The American Academy of Pediatric Dentistry (AAPD) has endorsed using xylitol as part of a complete strategy to prevent tooth decay or cavities. It does not recommend using xylitol toothpaste “because the research evidence is inconclusive.”

The AAPD has indicated its support of additional research “to clarify the impact of xylitol delivery vehicles, the frequency of exposure, and the optimal dosage to reduce caries and improve the oral health of children.”

Many dentists suggest chewing gum that has been sweetened with xylitol. A 2012 review indicates that chewing enhances xylitol’s anticariogenic (anti-tooth decay) effect.

According to the California Dental Association (CDA), to get the optimal dental benefits from xylitol, your daily intake should be 5 grams. That’s three to five times a day for xylitol gum or mints.

The CDA also suggests that a combination of frequency and duration are important. They recommend that gum be chewed for about five minutes, and mints be fully dissolved in the mouth and not chewed.

The primary side effect of xylitol is a result of it being slowly digested in the large intestine. In large amounts it can cause soft stools or act as a laxative.

Be aware that xylitol is exceptionally toxic to dogs. If your dog eats xylitol toothpaste — or xylitol in any form — immediately take them to the veterinarian along with the packaging from the xylitol product (for the vet’s reference).

Xylitol is a sugar replacement that has tooth decay preventive properties. Other positive attributes include not raising blood sugar levels and having fewer calories than sugar.

In regard to xylitol in toothpaste, it’s too soon to make a definitive statement about it making — or not making — a significant impact on calorie prevention.

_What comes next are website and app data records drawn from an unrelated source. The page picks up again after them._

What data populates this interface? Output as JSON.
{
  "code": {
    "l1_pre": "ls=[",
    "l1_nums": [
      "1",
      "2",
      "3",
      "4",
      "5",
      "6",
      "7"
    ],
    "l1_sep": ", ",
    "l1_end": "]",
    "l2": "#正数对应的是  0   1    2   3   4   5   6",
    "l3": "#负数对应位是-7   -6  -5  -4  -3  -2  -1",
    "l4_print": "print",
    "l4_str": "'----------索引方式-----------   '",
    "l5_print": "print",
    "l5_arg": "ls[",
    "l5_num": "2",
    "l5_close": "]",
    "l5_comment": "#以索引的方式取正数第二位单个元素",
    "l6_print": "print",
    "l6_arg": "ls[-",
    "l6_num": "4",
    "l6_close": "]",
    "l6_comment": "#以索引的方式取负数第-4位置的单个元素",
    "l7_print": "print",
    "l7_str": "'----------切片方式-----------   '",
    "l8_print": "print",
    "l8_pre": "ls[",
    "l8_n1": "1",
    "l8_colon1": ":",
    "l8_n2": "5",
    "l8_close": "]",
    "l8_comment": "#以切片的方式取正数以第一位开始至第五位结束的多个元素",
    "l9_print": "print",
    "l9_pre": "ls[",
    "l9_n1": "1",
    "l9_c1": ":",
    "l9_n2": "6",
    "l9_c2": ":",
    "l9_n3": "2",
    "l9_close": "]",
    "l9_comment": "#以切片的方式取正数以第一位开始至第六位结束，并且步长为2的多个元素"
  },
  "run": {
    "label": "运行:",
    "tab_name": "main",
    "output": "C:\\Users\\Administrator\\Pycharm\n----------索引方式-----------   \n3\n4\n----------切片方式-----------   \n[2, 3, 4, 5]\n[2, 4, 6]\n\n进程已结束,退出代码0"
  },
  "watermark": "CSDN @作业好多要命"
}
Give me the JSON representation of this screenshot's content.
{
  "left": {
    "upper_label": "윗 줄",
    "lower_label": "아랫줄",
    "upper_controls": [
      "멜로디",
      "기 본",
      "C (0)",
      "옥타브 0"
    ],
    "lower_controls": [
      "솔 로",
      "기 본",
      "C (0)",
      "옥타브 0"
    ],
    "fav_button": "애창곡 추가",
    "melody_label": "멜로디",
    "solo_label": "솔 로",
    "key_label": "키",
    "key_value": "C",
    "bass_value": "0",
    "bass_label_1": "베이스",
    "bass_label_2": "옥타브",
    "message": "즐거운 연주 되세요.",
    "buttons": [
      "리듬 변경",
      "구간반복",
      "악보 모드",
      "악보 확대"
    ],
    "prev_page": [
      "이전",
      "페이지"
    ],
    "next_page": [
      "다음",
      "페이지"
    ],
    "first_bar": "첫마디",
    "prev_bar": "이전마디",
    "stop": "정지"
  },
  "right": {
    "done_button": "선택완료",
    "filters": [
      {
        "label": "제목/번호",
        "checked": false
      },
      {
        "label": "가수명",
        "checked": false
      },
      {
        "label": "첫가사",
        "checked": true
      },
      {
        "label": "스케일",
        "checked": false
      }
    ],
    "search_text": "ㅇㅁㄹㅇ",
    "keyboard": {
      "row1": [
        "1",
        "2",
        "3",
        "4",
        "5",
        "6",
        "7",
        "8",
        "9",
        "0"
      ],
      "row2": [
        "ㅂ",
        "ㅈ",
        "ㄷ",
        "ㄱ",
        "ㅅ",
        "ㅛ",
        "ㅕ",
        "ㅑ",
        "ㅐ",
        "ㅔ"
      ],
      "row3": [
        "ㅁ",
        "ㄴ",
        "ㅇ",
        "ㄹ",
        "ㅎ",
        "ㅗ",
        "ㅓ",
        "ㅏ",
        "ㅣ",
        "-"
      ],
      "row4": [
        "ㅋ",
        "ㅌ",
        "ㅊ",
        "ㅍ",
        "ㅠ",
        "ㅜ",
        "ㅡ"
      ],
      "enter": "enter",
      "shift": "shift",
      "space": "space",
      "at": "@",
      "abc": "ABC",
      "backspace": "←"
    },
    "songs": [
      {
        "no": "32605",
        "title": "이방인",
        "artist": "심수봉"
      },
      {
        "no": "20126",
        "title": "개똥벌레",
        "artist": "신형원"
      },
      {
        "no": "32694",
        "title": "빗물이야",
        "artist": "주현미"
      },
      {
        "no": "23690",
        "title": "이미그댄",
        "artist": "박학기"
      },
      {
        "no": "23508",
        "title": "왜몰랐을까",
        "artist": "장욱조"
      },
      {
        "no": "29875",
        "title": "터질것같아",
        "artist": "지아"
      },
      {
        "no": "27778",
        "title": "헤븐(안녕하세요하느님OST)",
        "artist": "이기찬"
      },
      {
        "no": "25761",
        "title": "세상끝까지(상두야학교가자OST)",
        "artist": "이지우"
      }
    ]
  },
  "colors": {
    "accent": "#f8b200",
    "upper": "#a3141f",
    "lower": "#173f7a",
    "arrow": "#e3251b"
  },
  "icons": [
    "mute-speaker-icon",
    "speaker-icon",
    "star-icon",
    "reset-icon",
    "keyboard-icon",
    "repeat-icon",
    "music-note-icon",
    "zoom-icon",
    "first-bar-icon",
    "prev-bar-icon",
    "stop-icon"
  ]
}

Although xylitol has been shown to be an effective defense against several bacteria, toothpaste may not be the most effective delivery system for it. If you’re considering switching to a toothpaste with xylitol, consult your dentist first.

If you decide to use a xylitol toothpaste, use it as part of your oral hygiene routine. Xylitol toothpaste shouldn't be considered a substitute for standard dental care such as daily brushing, flossing, and regular visits to the dentist.